This past 4th I did not cookout, or make a picnic of fried chicken and potato salad, or make the latest viral food fad.
Nor did I join in the melancholy nostalgic elegies for Sheriff Andy Taylor of Mayberry RFD. I will miss him, too, but I can’t say anything more eloquent than what these folks have said. (Ken Levine, NYTimes) The Andy Griffith Show will be a perpetual summertime memory for all of America. (Well, white America, at least.)
I did not watch fireworks or even so much as light sparklers.
I did not read the Declaration of Independence, or any book on how America got invented on July 4th, or even that famous assessment of the American Character by Alexis de Toqueville, “Democracy in America“, which I’ve been meaning to read for some time.
I thought no deep thoughts about our reckless rush into revolt more than two hundred years ago, and how long the odds were against the colonies, and which side I might have taken had I lived in those times.
I watched no parades, nor did I listen to John Phillip Sousa’s “The Stars and Stripes Forever”, nor did I hunt up my American flag and plant it in my front yard.
Instead I did that other national activity — which is to say I worked.

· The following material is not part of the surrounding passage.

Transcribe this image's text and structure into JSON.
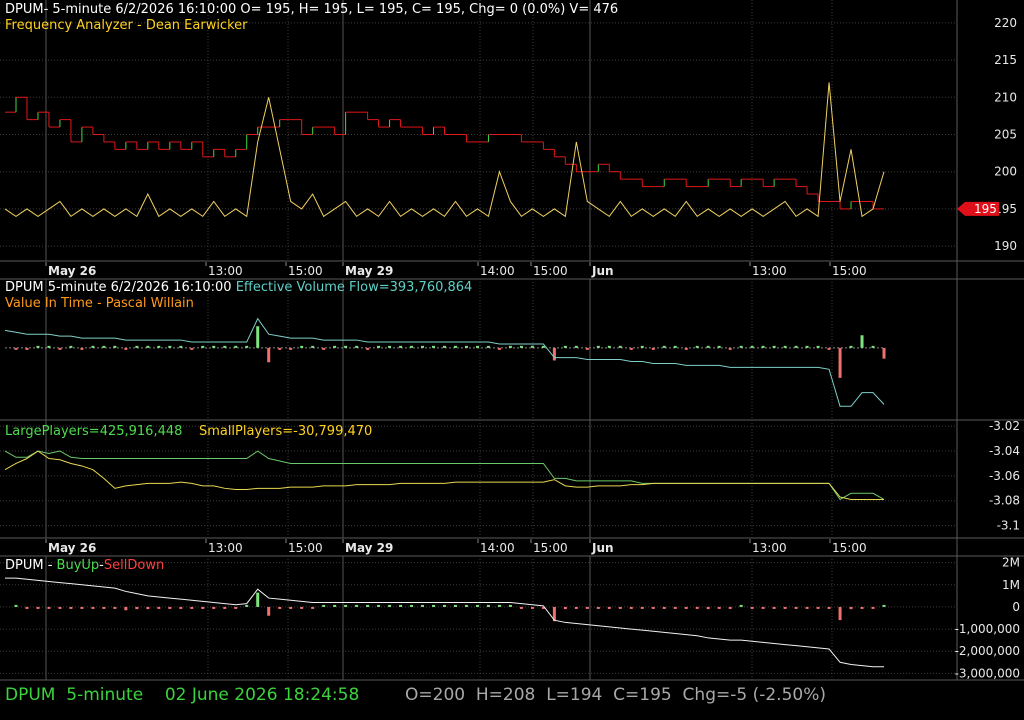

Yes, The Man needed me on a job site in the deep south, so I spent my day in an air conditioned construction trailer, watching nothing much happen as all the construction workers had been allowed off for the holiday and for an extremely long weekend.